Latin America And “Trumponomics”

As widely reported, the United States will start fresh talks with Mexico this month over the North American Free Trade Agreement (NAFTA). Having been very vocal about the trade pact and repeated threats to certain aspects of it, US President Donald Trump and commerce secretary Wilbur Ross have confirmed August 16th as the start of renegotiations with their southern neighbor.

Mark Zandi, chief economist, Moody’s Analytics

In interviews with a number of market analysts and strategists focused on Latin America, it is clear that uncertainties surrounding the NAFTA agreement could delay or reduce investments. According to the Peterson Institute for International Economics (PIIE), if NAFTA was to come to an end, the peso would probably devalue by more than 25 percent. Mexican-produced cars would be likely to become more competitive in the United States, which would further add to the trade deficit in contrast to what the US administration is trying to achieve.

If somehow, Trump is able to carry out his campaign promises, they would be unlikely to cause a real climb in Latin American policy rates, with the exception of Mexico.
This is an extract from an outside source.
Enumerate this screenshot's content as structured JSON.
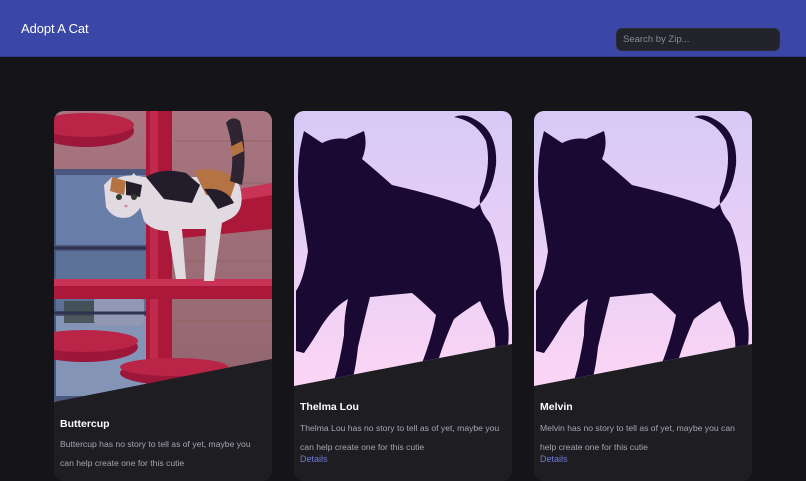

Inflation generally ticked upwards in Latin America throughout 2016 on the back of challenging weather conditions that put pressure on food prices. This trend has since dissipated thus far in 2017. In response, the central banks of Colombia, Chile, Peru and especially Brazil have eased their benchmark interest rates.

Regarding the nominal exchange rate, no Latin American countries reported major depreciations when Trump won the presidential election. “Once again, the strongest volatility was seen with the Mexican peso. In 2016, the currency depreciated by 19 percent against the dollar, but in mid-January of this year, it began to rebound,” according to Patricia Krause, chief Latin American economist with global trade risk firm Coface.

For an update on market sentiment on Mexico, NAFTA, and any potential hard policy shifts, we spoke with Mark Zandi, chief economist with Moody’s Analytics. Read on for an edited version of our exclusive interview.

What are markets expecting once NAFTA renegotiations begin this month?

Mark Zandi: Not much. Investors don’t view the renegotiation of NAFTA as resulting in changes that have significant macroeconomic consequences.

Do you see either side at an advantage? If so, who and why?

MZ: The US has an advantage, simply because it is the biggest market. But it is unclear what changes the administration wants, and whether any changes will matter much to overall trade flows. I suppose the one change that could matter is how much North American content must be in goods flowing into the U.S.

As an emerging market, what leverage does Mexico have in any negotiations?

MZ: Mexico doesn’t have any leverage in the negotiations, but it won’t need it. Nothing the U.S. would want in a revised NAFTA agreement will mean much to the Mexican economy. Particularly as the dollar/peso exchange rate will adjust to offset the impact of any changes.

How will NAFTA renegotiations impact the dollar and peso?

MZ: There might be significant short-term volatility in peso/dollar depending on how tense the negotiations are, but given that little will come out of the negotiations, there should be little long-run impact.

“Bottom line, I think that the US desire to renegotiate NAFTA is much ado about nothing. I don’t think there will be changes that materially change the US-Mexican trade balance or result in more US jobs.”